#346 of the Serabit el-Khadim proto-Sinaitic inscriptions, found by Flinders Petrie

Thirty incised graffiti in a "Proto-Sinaitic script" shed light on the history of the alphabet.[2] The mines were worked by prisoners of war from southwest Asia who presumably spoke a Northwest Semitic language, such as the Canaanite that was ancestral to Phoenician and Hebrew. The incisions date from the beginning of the 16th century BC.[3]


See also



  1. ^ Fuller, Michael J. "Serabit Temple". St Louis Community College. Retrieved 21 March 2022.
  2. ^ McCarter, P. Kyle. "The Early Diffusion of the Alphabet". The Biblical Archaeologist. 37 (3 (September 1974:54–68)): 56–58.
  3. ^ "Sinaitic inscriptions | ancient writing". Encyclopedia Britannica. Retrieved 21 August 2019.

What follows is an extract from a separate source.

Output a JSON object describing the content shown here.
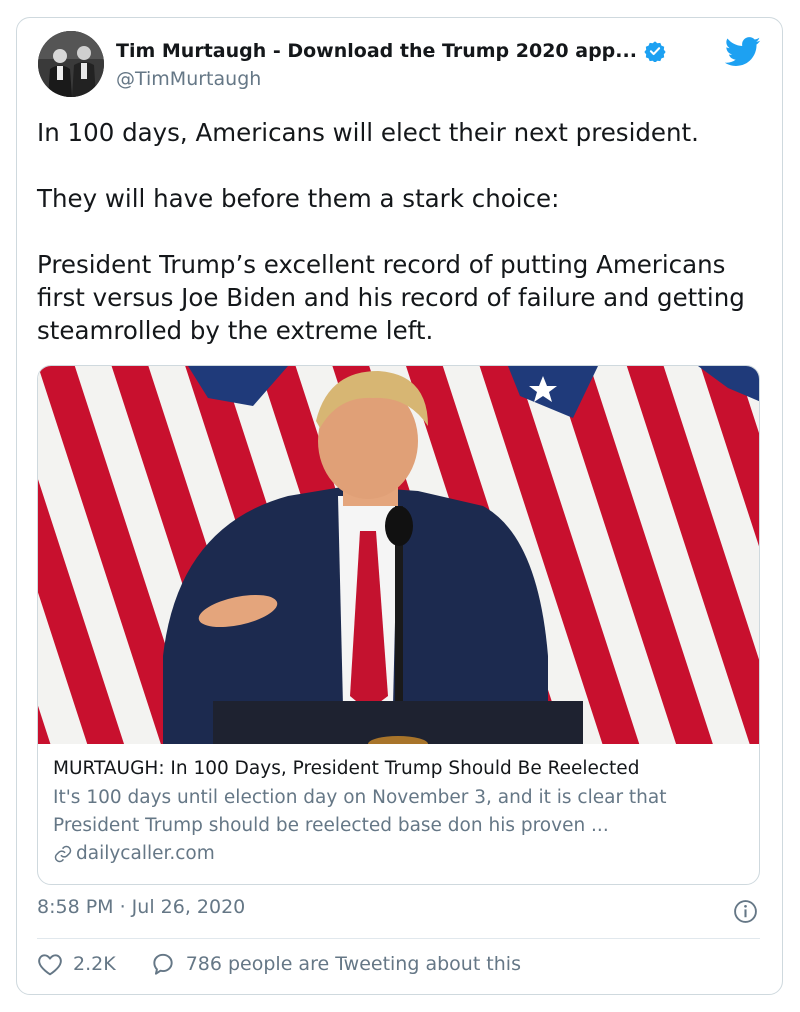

29°2′12″N 33°27′33″E / 29.03667°N 33.45917°E / 29.03667; 33.45917